Domestic workers are of course keenly aware of the limitations of the visa alone in preventing exploitation. Many have long been involved in organising migrant domestic workers in the UK and campaigning for the UK to sign and ratify ILO Convention189 for domestic workers. They know domestic work in private households to be a high risk sector but also know that further restricting the options for domestic workers through the immigration rules only makes things worse. Unfortunately, they have been proved right. 

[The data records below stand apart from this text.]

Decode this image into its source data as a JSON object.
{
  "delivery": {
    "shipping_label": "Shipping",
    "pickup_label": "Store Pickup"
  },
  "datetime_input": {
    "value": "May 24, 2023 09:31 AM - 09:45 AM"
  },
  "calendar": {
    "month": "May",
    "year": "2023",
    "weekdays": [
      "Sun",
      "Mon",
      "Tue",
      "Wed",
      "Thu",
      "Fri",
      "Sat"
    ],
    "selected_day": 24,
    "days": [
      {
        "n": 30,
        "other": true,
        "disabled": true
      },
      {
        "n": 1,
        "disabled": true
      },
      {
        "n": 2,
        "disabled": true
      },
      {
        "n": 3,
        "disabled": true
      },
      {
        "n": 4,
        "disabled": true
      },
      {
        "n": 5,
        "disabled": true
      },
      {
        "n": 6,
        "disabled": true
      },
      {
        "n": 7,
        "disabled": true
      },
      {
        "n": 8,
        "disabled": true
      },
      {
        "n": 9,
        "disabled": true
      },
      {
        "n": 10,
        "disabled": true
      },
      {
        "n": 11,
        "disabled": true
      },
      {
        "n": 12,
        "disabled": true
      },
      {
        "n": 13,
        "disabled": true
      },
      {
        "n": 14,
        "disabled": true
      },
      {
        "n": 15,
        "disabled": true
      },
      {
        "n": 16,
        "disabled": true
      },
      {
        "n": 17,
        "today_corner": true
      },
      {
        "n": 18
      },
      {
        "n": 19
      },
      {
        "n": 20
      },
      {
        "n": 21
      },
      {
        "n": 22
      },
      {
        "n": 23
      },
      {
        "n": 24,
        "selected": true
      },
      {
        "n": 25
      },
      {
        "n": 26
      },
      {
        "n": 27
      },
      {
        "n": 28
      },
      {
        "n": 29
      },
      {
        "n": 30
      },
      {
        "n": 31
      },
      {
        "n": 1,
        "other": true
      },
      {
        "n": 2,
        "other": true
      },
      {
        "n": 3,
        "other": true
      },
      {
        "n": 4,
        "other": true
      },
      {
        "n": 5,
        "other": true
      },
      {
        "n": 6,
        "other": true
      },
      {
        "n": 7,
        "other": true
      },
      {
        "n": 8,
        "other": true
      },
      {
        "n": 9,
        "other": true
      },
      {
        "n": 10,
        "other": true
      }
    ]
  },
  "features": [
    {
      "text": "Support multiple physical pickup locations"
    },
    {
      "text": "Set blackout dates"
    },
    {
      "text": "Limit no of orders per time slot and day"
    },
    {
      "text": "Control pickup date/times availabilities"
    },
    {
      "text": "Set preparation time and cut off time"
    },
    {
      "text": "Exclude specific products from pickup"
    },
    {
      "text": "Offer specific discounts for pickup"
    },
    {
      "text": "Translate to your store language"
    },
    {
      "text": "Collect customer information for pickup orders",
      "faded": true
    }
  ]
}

The recent data on reports of exploitation published by Kalayaan is further evidence of the already well-established case for the urgent need to, as an urgent measure, revert the harm cause by this policy changes and reinstate the rights for migrant domestic workers in the UK contained in the original Overseas Domestic Worker visa. This will provide the foundation to ensure migrant domestic workers in the UK can exercise rights in practice. A well designed, proactive and accessible Single Enforcement Body (or SEB) for labour market enforcement and the ratification of ILO Convention 189 would support this, driving up standards and enabling redress. It’s beyond time to listen to migrant domestic workers and reinstate their rights.